  • Photos need to be print quality = minimum 300 dpi, 6” x 4” (~1800 pixels wide).

  • Photos typically need to be horizontal, i.e. landscape orientation, not portrait.

  • Photos should ideally reflect the vision or aesthetic of the show.

  • Photos should be clearly labeled, captioned left-to-right, with photo credit included. Consider using the following naming convention to cut down on the number of times a journalist or editor has to follow-up with you about who’s who in your image: NameOfShow_NameOfActor1_NameOfActor2_PhotoCredit_NameOfPhotographer

  • Production Photos should be sent to reviewers by opening night. A good rule of thumb is to consider the original promo photo your preview image, and the production photos the images published with reviews.

Timelines:

You should plan on having your press release and photos in hand eight weeks in advance of your opening. To be featured in the SF/Arts print edition, the deadline for press release and photo is the first week of the month, two months prior to the show’s opening. For the San Francisco Chronicle’s Fall Arts preview, the deadline is August 1, and for their holiday preview, Halloween.

Send the press release once, between 6-8 weeks in advance of the show, and then follow up with folks in a shorter email 2-3 weeks before opening night. If something major like a last-minute casting change occurs, do let press know about it, but otherwise don’t inundate them with minor details if you can help it. Do send the production photos you want them to use by opening night.

Watch your language:

Put the title of the show, your company name, and the run dates in the subject line rather than something clever but forgettable like “What are you doing this summer?”

Trans, genderqueer, or non-binary cast or crew?
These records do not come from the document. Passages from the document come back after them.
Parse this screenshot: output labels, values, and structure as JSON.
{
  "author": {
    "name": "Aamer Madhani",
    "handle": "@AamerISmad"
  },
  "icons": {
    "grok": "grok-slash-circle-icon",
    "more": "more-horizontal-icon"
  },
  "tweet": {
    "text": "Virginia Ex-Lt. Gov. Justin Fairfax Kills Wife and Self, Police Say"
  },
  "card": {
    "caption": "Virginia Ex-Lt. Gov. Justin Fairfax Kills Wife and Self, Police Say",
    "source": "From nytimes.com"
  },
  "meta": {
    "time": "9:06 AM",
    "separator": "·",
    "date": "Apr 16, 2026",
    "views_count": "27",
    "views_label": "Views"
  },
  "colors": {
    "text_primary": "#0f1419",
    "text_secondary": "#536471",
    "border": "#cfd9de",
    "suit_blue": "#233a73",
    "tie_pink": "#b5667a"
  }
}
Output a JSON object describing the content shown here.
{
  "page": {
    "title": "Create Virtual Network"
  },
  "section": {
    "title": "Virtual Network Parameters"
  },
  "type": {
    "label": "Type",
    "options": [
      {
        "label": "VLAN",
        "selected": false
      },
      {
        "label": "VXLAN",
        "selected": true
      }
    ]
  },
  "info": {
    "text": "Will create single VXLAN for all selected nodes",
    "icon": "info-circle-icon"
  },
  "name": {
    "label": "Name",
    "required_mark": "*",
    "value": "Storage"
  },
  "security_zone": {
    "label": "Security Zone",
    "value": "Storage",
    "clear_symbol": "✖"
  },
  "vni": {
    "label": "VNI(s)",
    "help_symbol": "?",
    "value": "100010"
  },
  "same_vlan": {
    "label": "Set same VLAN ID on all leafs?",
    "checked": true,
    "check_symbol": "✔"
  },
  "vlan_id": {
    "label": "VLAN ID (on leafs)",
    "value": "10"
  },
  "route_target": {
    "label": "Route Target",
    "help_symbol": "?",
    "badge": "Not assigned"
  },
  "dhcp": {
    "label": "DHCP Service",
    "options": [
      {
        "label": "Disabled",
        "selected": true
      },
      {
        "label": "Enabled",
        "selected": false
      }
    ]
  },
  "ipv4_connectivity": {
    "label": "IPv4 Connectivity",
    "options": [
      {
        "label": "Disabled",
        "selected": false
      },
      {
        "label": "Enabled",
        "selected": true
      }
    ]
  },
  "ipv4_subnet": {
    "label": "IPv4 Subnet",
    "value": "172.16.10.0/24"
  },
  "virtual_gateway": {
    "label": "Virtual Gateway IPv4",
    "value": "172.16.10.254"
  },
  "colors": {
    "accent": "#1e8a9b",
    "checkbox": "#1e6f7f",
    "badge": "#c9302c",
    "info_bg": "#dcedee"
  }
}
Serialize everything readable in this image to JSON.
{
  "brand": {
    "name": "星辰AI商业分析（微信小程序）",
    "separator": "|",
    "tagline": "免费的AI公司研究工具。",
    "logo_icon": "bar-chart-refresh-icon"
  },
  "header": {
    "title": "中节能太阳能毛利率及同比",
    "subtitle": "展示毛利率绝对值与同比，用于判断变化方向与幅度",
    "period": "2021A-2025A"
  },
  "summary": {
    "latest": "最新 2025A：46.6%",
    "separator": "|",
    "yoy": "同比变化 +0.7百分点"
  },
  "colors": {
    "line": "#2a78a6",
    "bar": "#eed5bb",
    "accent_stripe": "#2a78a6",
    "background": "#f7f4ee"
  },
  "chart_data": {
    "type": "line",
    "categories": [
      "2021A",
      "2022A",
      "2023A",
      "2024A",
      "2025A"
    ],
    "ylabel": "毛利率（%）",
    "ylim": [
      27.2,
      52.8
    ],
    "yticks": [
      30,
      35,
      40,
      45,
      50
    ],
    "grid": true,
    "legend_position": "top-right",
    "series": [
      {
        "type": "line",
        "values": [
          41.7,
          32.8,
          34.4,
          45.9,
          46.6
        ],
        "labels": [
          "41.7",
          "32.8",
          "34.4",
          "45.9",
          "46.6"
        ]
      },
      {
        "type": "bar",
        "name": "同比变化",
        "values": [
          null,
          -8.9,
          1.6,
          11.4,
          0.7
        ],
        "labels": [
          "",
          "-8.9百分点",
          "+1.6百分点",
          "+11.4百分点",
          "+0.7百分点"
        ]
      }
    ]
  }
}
You should include preferred pronouns in the cast and crew bios so there’re no misidentification.

Please proofread your press release! It’s pretty awkward to have to follow up the next day with a revised version because you misspelled the lead actor’s last name, or forgot to include the dates.

Thoughts on coverage:

A casualty of shrinking arts coverage has been the in-house Calendar Editor, and with them, their carefully-curated event listings. The plus side to this for an emerging company is that the gatekeepers are gone. If you have two hours and an internet connection, you can cannibalize your press release and enter it into most of the listings aggregates yourself. This won’t get you press coverage, but it will help get the word out. Sites I personally find useful include SF Gate, SF Weekly, SF/Arts, SF Station, Broke-ass Stuart, Funcheap, and Broadway World.

Lastly, remember that a journalist’s decision to see a show rarely has to do with the press release per se. Timing, newsworthiness, and even personal preference, are all factors weighed by arts reporters and their editors. That said, a well-crafted press release that encapsulates the artistic vision of the show and the company with brevity and clarity, will make a jaded journalist assume, sometimes erroneously, that that level of care and attention is going to be reflected in the actual piece, and could well tip the scales from an indifferent “maybe” to an enthusiastic “yes.” Just like your dating app!

Thanks to Allison Page, Chloe Veltman, Evren Odcikin, Jean Schiffman, John Hill, Lily Janiak, and Lisa Geduldig for taking the time to weigh in on this subject with me.

Nicole Gluckstern is an arts journalist and theatre-maker in San Francisco. You can read her most current work at the East Bay Express and KQED Arts, or stalk her on twitter at @enkohl

Comments...

Charles Belov says...
Posted Thursday, November 8, 2018
And of course the TBA website's What's Playing. Also, I hope the theatre will include the playwright's name(s) in the press release as well.